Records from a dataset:
##########
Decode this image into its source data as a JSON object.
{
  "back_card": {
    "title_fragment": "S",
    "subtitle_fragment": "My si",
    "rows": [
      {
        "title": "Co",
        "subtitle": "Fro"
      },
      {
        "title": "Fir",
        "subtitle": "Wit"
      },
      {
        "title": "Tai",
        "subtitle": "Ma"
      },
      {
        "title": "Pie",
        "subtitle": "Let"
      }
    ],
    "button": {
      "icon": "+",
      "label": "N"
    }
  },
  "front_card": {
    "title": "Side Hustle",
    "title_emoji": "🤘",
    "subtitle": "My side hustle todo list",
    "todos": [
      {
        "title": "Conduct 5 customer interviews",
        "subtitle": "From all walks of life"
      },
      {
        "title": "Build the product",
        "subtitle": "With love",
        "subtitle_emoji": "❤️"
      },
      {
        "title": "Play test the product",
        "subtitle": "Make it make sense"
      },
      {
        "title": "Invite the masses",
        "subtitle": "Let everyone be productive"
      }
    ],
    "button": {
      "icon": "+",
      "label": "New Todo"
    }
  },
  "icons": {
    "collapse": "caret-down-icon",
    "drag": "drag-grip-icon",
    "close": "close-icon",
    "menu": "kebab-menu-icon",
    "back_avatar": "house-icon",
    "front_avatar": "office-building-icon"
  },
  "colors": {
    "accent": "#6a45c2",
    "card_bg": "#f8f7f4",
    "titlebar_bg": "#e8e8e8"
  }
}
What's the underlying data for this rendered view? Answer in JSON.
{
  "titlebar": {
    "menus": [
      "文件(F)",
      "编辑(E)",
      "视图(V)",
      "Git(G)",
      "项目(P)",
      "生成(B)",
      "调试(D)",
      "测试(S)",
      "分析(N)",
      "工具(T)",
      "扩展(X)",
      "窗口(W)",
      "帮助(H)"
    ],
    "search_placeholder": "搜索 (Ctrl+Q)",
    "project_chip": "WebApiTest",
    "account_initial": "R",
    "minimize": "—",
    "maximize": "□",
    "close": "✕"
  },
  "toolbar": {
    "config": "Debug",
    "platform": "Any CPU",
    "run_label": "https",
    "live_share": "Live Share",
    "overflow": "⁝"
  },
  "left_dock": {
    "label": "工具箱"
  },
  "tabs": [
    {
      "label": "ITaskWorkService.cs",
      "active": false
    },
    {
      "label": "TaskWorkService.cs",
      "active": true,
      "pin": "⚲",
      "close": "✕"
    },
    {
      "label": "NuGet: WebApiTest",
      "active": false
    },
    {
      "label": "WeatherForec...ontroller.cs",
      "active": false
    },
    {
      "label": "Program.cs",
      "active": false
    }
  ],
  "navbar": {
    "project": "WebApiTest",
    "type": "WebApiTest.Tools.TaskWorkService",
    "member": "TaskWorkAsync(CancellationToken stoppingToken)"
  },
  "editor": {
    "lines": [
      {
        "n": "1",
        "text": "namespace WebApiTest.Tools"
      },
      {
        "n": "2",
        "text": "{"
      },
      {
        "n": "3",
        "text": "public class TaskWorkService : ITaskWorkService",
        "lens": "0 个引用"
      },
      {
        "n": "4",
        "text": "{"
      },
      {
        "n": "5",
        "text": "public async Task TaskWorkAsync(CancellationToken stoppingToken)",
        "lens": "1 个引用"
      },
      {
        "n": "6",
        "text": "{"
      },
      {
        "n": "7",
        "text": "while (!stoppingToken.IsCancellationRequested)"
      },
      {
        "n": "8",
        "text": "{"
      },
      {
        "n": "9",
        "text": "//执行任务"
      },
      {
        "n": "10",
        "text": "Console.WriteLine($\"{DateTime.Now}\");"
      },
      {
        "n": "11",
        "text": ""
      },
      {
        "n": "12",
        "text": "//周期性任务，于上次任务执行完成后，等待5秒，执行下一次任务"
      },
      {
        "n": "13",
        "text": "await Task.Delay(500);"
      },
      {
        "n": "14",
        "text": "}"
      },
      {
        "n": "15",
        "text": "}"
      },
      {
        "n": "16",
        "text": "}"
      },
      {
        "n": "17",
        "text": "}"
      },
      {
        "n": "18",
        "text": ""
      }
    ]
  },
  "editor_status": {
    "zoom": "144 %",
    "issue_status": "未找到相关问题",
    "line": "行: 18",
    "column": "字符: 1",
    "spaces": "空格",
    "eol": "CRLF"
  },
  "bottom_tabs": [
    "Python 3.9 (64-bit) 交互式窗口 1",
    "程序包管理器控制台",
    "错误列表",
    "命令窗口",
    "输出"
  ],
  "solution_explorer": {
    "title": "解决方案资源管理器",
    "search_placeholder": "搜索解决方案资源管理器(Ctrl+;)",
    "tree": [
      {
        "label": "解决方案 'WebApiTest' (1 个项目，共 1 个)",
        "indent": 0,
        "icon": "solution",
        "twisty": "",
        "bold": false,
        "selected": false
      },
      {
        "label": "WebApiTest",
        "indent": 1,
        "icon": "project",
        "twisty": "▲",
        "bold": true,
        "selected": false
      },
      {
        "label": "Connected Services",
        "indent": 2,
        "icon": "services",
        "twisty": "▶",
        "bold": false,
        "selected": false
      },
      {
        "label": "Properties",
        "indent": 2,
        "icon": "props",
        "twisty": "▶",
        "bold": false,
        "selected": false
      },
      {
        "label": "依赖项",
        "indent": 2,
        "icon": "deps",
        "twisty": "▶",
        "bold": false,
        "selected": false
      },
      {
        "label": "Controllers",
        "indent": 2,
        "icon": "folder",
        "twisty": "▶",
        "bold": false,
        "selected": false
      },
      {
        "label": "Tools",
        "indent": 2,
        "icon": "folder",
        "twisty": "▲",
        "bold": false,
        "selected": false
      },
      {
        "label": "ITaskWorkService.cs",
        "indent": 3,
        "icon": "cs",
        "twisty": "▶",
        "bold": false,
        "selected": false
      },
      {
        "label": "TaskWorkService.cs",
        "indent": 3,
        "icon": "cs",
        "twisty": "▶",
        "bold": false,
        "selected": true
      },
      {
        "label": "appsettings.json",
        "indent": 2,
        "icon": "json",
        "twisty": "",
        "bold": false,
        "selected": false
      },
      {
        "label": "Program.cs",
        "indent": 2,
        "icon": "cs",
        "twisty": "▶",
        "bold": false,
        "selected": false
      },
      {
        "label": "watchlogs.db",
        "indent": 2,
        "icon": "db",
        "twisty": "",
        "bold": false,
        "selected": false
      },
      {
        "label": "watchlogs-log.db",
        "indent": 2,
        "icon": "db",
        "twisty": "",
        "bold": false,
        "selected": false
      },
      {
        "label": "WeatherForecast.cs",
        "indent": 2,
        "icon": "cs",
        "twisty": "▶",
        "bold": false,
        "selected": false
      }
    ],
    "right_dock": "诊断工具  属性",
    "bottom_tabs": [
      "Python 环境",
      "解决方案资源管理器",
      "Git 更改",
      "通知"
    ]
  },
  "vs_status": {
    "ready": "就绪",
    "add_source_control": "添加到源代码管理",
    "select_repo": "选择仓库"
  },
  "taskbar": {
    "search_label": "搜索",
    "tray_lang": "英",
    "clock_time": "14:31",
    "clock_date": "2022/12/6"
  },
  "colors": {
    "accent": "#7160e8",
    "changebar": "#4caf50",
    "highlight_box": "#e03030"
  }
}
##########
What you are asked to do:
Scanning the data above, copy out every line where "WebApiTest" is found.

Solution for this problem:
    "project_chip": "WebApiTest",
      "label": "NuGet: WebApiTest",
    "project": "WebApiTest",
    "type": "WebApiTest.Tools.TaskWorkService",
        "text": "namespace WebApiTest.Tools"
        "label": "解决方案 'WebApiTest' (1 个项目，共 1 个)",
        "label": "WebApiTest",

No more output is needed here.